··· MATERIAL PROVIDED ···

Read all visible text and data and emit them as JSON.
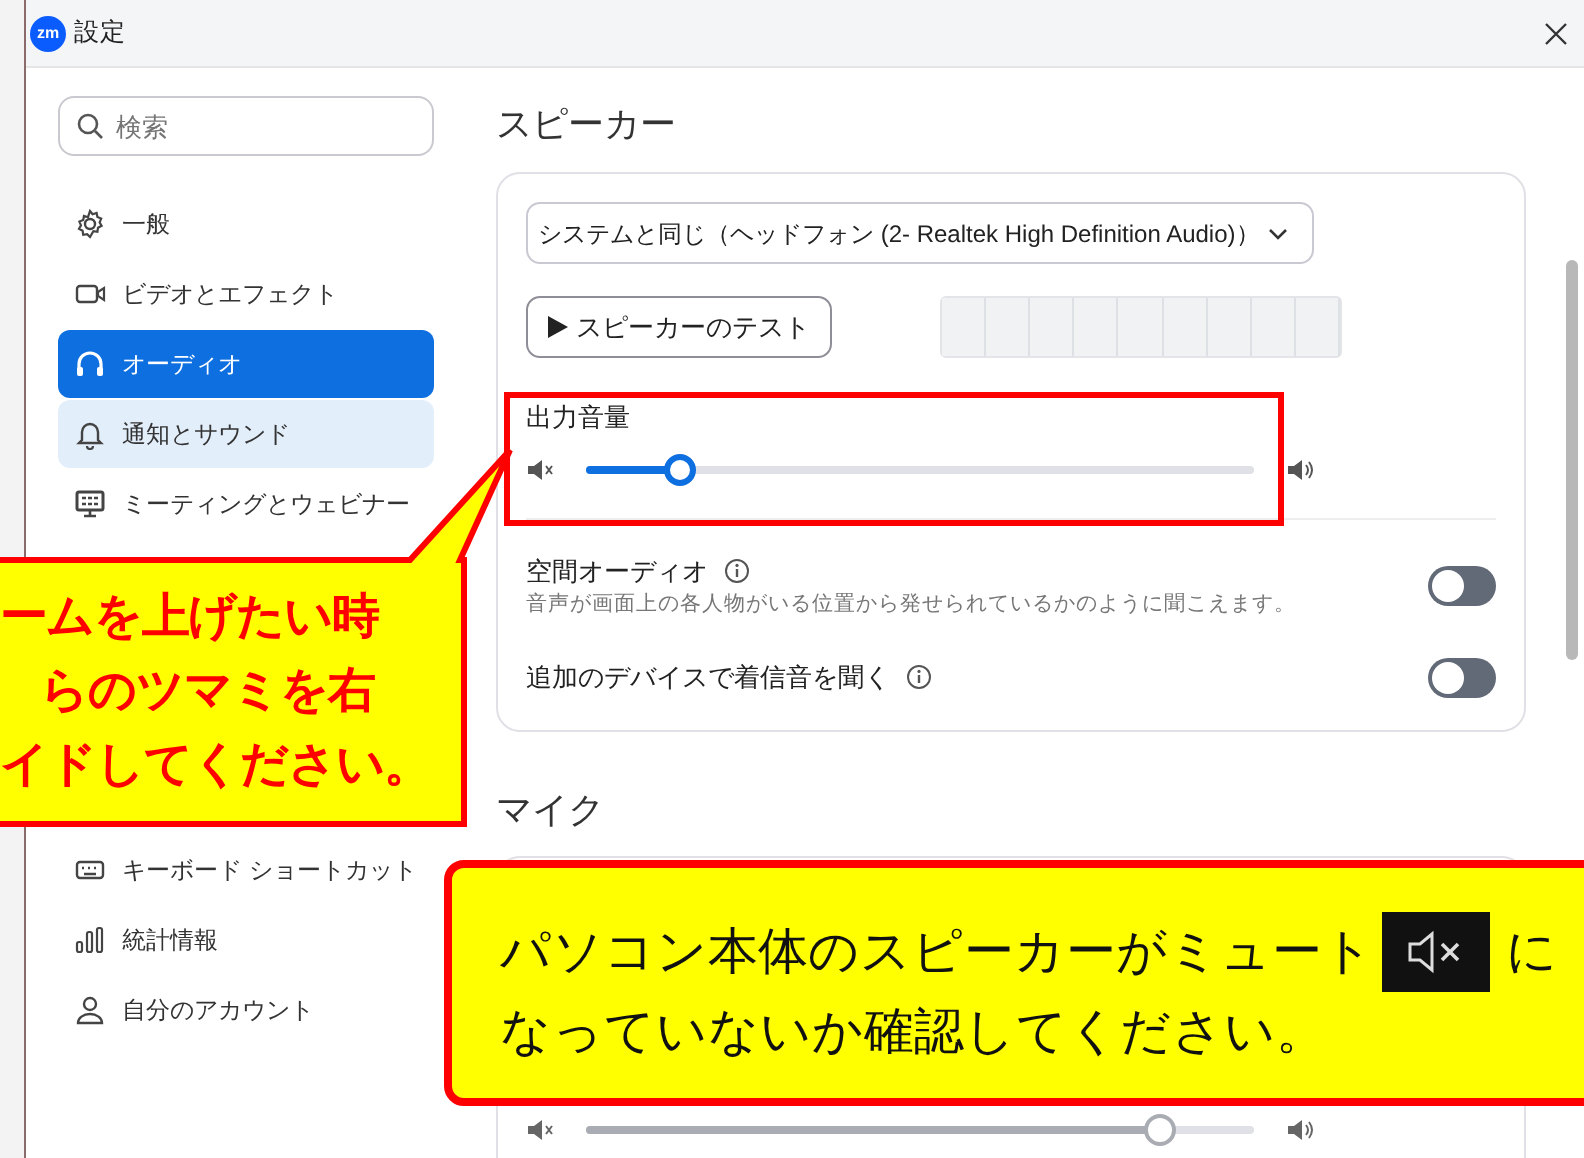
{
  "window": {
    "logo": "zm",
    "title": "設定"
  },
  "sidebar": {
    "search": {
      "placeholder": "検索"
    },
    "items": [
      {
        "label": "一般",
        "kind": "gear",
        "selected": false,
        "hovered": false
      },
      {
        "label": "ビデオとエフェクト",
        "kind": "camera",
        "selected": false,
        "hovered": false
      },
      {
        "label": "オーディオ",
        "kind": "headphones",
        "selected": true,
        "hovered": false
      },
      {
        "label": "通知とサウンド",
        "kind": "bell",
        "selected": false,
        "hovered": true
      },
      {
        "label": "ミーティングとウェビナー",
        "kind": "monitor",
        "selected": false,
        "hovered": false
      }
    ],
    "lower_items": [
      {
        "label": "キーボード ショートカット",
        "kind": "keyboard",
        "selected": false,
        "hovered": false
      },
      {
        "label": "統計情報",
        "kind": "chart",
        "selected": false,
        "hovered": false
      },
      {
        "label": "自分のアカウント",
        "kind": "person",
        "selected": false,
        "hovered": false
      }
    ]
  },
  "speaker": {
    "heading": "スピーカー",
    "device": "システムと同じ（ヘッドフォン (2- Realtek High Definition Audio)）",
    "test_button": "スピーカーのテスト",
    "meter": {
      "level": 0
    },
    "volume_label": "出力音量",
    "volume": {
      "level": 0.14
    },
    "options": [
      {
        "label": "空間オーディオ",
        "description": "音声が画面上の各人物がいる位置から発せられているかのように聞こえます。",
        "on": false
      },
      {
        "label": "追加のデバイスで着信音を聞く",
        "on": false
      }
    ]
  },
  "microphone": {
    "heading": "マイク",
    "volume": {
      "level": 0.86
    }
  },
  "callouts": [
    {
      "kind": "left",
      "lines": [
        "ームを上げたい時",
        "らのツマミを右",
        "イドしてください。"
      ]
    },
    {
      "kind": "bottom",
      "line1_before": "パソコン本体のスピーカーがミュート",
      "line1_after": "に",
      "line2": "なっていないか確認してください。"
    }
  ]
}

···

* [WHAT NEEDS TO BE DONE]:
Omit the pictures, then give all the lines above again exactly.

* [OUTPUT]:
Read all visible text and data and emit them as JSON.
{
  "window": {
    "logo": "zm",
    "title": "設定"
  },
  "sidebar": {
    "search": {
      "placeholder": "検索"
    },
    "items": [
      {
        "label": "一般",
        "kind": "gear",
        "selected": false,
        "hovered": false
      },
      {
        "label": "ビデオとエフェクト",
        "kind": "camera",
        "selected": false,
        "hovered": false
      },
      {
        "label": "オーディオ",
        "kind": "headphones",
        "selected": true,
        "hovered": false
      },
      {
        "label": "通知とサウンド",
        "kind": "bell",
        "selected": false,
        "hovered": true
      },
      {
        "label": "ミーティングとウェビナー",
        "kind": "monitor",
        "selected": false,
        "hovered": false
      }
    ],
    "lower_items": [
      {
        "label": "キーボード ショートカット",
        "kind": "keyboard",
        "selected": false,
        "hovered": false
      },
      {
        "label": "統計情報",
        "kind": "chart",
        "selected": false,
        "hovered": false
      },
      {
        "label": "自分のアカウント",
        "kind": "person",
        "selected": false,
        "hovered": false
      }
    ]
  },
  "speaker": {
    "heading": "スピーカー",
    "device": "システムと同じ（ヘッドフォン (2- Realtek High Definition Audio)）",
    "test_button": "スピーカーのテスト",
    "meter": {
      "level": 0
    },
    "volume_label": "出力音量",
    "volume": {
      "level": 0.14
    },
    "options": [
      {
        "label": "空間オーディオ",
        "description": "音声が画面上の各人物がいる位置から発せられているかのように聞こえます。",
        "on": false
      },
      {
        "label": "追加のデバイスで着信音を聞く",
        "on": false
      }
    ]
  },
  "microphone": {
    "heading": "マイク",
    "volume": {
      "level": 0.86
    }
  },
  "callouts": [
    {
      "kind": "left",
      "lines": [
        "ームを上げたい時",
        "らのツマミを右",
        "イドしてください。"
      ]
    },
    {
      "kind": "bottom",
      "line1_before": "パソコン本体のスピーカーがミュート",
      "line1_after": "に",
      "line2": "なっていないか確認してください。"
    }
  ]
}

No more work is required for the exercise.